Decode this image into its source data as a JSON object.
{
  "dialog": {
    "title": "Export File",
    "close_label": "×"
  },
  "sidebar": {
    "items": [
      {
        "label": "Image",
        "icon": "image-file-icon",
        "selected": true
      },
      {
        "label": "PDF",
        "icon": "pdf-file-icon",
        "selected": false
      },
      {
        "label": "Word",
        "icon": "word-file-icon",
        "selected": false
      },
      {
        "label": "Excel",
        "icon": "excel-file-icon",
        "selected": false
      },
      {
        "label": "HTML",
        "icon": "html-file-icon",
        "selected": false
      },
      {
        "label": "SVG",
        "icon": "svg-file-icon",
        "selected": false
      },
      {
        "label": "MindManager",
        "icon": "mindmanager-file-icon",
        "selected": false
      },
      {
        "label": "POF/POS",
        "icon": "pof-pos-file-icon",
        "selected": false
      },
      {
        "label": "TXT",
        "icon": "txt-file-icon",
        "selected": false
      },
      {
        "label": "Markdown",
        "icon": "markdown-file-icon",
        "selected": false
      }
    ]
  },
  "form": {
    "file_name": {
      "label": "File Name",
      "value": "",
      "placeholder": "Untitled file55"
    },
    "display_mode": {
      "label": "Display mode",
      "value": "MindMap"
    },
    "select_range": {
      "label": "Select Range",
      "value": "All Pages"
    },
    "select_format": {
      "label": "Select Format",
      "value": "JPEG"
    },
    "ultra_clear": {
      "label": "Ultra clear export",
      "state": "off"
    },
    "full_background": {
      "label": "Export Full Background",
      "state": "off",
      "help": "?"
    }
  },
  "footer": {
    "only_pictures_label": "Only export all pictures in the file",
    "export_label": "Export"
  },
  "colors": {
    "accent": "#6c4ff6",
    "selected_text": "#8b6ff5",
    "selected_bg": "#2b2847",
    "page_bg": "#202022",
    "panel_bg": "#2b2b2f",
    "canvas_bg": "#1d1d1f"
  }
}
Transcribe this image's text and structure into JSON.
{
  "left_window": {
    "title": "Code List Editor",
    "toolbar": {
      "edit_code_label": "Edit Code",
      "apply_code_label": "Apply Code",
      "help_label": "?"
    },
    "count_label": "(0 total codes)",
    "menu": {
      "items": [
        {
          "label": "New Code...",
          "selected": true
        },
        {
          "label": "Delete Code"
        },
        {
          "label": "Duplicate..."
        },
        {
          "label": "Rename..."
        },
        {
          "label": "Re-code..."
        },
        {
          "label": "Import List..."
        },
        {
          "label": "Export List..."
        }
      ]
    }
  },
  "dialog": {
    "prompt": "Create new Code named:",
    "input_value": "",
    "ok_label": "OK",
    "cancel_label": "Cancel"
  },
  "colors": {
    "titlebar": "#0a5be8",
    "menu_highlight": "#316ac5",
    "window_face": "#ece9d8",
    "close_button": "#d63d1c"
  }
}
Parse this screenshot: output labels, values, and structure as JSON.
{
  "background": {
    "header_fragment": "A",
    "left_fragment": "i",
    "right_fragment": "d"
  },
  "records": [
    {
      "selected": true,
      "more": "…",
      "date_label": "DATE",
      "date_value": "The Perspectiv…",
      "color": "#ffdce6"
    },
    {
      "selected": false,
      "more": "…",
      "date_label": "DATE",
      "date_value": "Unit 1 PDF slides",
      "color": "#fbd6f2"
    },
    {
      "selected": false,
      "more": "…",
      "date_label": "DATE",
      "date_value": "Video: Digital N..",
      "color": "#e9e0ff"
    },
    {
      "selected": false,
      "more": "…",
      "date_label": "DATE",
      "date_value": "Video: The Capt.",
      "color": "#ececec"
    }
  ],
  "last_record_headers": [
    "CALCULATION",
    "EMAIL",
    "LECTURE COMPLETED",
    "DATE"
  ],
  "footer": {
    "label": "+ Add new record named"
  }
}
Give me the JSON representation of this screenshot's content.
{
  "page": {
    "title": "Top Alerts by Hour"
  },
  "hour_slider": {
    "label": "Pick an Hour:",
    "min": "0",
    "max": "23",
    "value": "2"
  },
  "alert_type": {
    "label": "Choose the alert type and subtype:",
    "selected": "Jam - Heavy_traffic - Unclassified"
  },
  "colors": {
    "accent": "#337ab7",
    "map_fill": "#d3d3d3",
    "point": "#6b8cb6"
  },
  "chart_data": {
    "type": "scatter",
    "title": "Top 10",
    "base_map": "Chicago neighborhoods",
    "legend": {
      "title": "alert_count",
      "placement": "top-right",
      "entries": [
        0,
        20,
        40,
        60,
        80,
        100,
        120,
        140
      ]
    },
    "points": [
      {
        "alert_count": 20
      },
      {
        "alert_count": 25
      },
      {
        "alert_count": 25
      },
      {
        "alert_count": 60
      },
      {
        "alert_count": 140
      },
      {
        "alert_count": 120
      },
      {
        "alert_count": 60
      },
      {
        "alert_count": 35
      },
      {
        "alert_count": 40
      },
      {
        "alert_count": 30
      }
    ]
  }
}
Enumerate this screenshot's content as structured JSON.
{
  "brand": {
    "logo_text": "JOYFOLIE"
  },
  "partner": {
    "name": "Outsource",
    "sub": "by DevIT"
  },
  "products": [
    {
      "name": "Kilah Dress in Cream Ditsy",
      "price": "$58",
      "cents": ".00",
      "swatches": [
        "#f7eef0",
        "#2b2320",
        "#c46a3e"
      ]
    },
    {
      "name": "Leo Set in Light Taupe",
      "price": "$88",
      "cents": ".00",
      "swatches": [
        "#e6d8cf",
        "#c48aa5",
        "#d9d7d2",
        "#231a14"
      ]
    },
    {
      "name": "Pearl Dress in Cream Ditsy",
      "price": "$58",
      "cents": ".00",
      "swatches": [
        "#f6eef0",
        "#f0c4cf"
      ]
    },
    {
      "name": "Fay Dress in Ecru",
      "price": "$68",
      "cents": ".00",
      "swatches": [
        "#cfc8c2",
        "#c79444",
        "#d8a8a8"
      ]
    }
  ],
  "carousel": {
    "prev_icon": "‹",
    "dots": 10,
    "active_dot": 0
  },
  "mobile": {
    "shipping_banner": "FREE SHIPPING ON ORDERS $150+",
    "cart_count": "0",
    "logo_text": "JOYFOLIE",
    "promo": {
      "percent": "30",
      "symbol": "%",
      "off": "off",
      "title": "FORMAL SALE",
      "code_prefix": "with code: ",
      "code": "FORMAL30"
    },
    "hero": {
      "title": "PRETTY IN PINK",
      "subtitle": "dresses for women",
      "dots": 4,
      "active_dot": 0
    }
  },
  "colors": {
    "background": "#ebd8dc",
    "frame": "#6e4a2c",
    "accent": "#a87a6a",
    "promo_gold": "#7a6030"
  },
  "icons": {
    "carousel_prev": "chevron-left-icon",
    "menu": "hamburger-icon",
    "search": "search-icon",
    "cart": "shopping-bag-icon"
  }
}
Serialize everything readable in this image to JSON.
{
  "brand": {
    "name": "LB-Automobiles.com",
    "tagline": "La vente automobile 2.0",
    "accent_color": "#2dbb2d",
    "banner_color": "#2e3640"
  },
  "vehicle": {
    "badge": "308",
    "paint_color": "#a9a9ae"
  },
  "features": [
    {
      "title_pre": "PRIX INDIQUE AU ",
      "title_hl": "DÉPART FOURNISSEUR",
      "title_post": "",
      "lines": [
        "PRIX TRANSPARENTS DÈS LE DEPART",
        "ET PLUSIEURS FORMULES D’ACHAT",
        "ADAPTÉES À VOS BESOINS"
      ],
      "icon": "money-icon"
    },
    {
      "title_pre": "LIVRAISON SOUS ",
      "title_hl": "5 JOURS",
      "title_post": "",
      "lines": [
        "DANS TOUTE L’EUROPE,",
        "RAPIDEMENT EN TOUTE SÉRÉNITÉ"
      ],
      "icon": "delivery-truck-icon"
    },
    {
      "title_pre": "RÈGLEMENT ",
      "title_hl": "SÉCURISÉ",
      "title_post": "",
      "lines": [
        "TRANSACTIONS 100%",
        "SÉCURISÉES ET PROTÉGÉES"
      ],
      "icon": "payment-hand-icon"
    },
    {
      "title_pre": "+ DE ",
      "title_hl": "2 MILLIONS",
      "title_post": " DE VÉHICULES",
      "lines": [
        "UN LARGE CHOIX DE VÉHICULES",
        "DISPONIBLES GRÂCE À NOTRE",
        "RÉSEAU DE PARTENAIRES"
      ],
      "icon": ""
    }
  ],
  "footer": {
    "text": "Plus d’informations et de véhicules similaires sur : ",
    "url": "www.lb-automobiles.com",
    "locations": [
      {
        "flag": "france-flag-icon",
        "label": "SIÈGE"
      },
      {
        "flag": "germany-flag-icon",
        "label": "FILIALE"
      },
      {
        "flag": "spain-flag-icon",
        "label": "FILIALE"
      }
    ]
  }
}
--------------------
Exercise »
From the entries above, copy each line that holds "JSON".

Solution to this exercise »
Decode this image into its source data as a JSON object.
Transcribe this image's text and structure into JSON.
Parse this screenshot: output labels, values, and structure as JSON.
Give me the JSON representation of this screenshot's content.
Enumerate this screenshot's content as structured JSON.
Serialize everything readable in this image to JSON.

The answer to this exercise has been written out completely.